The lawyers further claim in their filing this week that at the time of the fire, the house didn’t have a required Southampton Town rental permit, nor had its new outdoor kitchen been inspected by “a qualified electrician or other professional to ensure that it complied with local, state, and national safety standards.”
The civil suit calls for compensatory damages in excess of $75,000 pegged to the “pain, suffering, emotional distress, loss of enjoyment of life, and other non-economic damages in an amount to be determined at trial.”
The suit seeks additional damages to cover medical, out-of-pocket, and funeral expenses, lost earnings, and other “economic damages.” They also seek punitive damages for alleged “wanton, willful, fraudulent, reckless acts of the defendants, who demonstrated a complete disregard and reckless indifference to the safety and welfare of the general public and plaintiffs in an amount sufficient to punish defendants and deter future similar conduct.”
Edward Burke, the Sag Harbor-based attorney for Pamela and Peter Miller, has said that his clients have themselves been deeply traumatized by the Aug. 3 fire.
Mr. Alonso, who has offices in Melville and New York City, also put Southampton Town on notice that his office was holding them responsible for the fire. In a separate filing last week, he argues that Southampton — even as it has charged the Millers with dozens of violations of local building and fire safety codes — had itself fostered conditions through which a hazardous and permit-less rental could operate.
The town, Mr. Alonso argued, was responsible for “creating, through deliberate indifference, a known hazard of countless rental homes within the Town of Southampton including the home in question, which the respondent knew or should have known were being rented without having passed the requisite safety inspections.”

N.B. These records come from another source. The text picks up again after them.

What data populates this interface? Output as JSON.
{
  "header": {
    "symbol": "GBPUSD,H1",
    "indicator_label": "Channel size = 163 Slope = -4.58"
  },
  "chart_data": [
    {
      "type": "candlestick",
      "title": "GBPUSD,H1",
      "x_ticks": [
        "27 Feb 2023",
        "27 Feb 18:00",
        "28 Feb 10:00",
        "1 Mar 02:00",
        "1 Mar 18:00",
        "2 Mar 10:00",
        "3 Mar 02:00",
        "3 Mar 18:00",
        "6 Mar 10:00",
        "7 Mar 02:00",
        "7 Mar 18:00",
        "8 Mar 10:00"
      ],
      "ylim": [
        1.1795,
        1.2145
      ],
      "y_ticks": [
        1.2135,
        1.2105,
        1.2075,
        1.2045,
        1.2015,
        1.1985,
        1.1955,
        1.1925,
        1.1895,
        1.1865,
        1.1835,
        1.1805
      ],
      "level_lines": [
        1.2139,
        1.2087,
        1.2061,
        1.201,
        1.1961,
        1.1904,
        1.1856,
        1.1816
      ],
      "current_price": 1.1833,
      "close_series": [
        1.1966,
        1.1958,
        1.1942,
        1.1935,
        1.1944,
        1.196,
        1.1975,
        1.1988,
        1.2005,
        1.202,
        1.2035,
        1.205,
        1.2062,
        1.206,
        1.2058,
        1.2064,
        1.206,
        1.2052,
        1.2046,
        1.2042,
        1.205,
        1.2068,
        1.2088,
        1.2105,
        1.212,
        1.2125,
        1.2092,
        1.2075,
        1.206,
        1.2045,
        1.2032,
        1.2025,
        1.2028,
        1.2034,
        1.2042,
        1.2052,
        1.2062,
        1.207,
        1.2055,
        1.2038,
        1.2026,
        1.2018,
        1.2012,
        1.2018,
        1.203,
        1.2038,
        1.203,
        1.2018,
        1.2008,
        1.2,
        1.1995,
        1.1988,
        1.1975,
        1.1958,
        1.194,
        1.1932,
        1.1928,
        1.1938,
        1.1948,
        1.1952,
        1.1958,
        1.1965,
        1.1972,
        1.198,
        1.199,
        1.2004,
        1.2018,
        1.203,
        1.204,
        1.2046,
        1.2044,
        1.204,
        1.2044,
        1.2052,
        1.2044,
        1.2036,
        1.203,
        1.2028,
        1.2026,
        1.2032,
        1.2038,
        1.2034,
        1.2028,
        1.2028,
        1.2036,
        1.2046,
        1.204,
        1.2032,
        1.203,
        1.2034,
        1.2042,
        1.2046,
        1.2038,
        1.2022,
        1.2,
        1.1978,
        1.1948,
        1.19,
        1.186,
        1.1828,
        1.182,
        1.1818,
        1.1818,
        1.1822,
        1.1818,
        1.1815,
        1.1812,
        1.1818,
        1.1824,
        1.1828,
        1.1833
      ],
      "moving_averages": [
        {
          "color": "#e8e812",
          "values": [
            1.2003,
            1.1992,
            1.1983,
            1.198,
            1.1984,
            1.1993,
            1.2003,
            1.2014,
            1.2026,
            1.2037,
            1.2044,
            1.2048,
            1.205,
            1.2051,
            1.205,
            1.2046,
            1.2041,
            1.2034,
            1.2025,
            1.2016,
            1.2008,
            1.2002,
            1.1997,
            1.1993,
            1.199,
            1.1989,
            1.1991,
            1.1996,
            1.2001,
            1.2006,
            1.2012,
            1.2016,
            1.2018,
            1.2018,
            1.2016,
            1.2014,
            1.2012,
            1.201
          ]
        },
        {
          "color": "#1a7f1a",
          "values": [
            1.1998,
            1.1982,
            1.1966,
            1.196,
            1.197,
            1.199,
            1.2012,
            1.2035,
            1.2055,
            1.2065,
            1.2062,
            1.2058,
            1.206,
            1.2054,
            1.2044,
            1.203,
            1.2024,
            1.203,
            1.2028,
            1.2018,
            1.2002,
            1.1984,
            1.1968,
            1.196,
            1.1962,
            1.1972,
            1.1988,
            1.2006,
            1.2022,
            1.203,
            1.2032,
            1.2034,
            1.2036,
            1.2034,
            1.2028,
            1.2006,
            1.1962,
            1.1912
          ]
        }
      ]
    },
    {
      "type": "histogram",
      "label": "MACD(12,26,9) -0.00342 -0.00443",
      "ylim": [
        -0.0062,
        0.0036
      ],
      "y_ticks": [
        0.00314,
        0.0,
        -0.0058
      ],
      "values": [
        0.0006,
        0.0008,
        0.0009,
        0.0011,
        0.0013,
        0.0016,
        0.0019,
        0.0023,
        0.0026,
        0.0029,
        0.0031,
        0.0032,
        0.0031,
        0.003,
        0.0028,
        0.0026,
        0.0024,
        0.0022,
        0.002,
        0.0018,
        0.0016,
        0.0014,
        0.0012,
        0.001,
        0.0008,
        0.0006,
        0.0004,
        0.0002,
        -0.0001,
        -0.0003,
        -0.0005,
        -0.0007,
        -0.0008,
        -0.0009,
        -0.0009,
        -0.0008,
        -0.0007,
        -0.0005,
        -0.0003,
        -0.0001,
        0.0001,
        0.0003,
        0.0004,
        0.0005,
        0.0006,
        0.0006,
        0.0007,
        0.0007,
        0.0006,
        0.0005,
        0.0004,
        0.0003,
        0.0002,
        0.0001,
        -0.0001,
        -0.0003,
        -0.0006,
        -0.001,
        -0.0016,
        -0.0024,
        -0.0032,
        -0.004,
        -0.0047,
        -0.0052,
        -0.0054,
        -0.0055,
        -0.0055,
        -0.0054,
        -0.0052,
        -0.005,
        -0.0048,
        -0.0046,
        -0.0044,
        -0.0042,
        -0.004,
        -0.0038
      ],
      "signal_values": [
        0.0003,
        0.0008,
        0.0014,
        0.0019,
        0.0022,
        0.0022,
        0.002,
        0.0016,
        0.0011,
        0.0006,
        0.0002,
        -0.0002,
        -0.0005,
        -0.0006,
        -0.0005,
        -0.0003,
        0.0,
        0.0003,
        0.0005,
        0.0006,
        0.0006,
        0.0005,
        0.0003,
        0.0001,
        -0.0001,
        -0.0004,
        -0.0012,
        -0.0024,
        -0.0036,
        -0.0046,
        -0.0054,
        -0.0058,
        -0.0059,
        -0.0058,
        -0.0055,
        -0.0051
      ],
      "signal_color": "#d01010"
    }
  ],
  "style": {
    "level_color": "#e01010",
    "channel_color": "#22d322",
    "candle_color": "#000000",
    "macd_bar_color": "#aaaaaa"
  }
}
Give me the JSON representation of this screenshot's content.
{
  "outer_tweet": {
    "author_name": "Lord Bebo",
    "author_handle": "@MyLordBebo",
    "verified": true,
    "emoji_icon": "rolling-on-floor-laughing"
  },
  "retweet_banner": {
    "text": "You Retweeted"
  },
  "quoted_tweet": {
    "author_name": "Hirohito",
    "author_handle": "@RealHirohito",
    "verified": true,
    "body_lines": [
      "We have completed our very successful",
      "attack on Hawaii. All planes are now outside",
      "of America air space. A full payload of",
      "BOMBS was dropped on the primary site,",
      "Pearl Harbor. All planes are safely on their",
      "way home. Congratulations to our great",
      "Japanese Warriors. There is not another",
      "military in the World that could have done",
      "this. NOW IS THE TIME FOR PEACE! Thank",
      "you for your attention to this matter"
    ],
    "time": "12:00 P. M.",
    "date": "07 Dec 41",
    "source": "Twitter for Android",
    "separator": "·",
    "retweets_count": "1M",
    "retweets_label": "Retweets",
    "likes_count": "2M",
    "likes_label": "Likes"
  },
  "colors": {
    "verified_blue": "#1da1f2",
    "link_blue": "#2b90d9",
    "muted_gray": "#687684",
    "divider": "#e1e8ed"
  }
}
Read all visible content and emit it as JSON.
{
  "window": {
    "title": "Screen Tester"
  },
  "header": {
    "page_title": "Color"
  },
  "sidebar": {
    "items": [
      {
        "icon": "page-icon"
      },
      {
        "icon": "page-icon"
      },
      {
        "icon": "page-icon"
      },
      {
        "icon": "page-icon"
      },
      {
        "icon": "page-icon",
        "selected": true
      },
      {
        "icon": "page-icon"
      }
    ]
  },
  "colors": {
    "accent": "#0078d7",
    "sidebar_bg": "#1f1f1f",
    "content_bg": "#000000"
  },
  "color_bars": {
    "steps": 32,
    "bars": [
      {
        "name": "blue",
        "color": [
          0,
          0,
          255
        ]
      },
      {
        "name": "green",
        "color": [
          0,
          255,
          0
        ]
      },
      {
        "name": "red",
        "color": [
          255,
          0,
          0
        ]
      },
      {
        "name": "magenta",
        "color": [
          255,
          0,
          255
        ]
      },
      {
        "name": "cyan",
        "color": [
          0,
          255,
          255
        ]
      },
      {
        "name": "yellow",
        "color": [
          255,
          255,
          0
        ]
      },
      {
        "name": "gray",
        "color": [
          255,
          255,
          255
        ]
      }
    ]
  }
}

The town’s conduct, he charged, “created and allowed to exist a trap-like condition at the aforesaid premises resulting in the catastrophic losses set forth herein.”
Southampton Town attorney James Burke responded Tuesday by email, saying, "The town has tried to be as cooperative as possible with assisting the family, and I believe Mr. Alonso would agree. There have been no specific claims that the town can respond to at this time and we will continue to help the family as much as possible where we can.”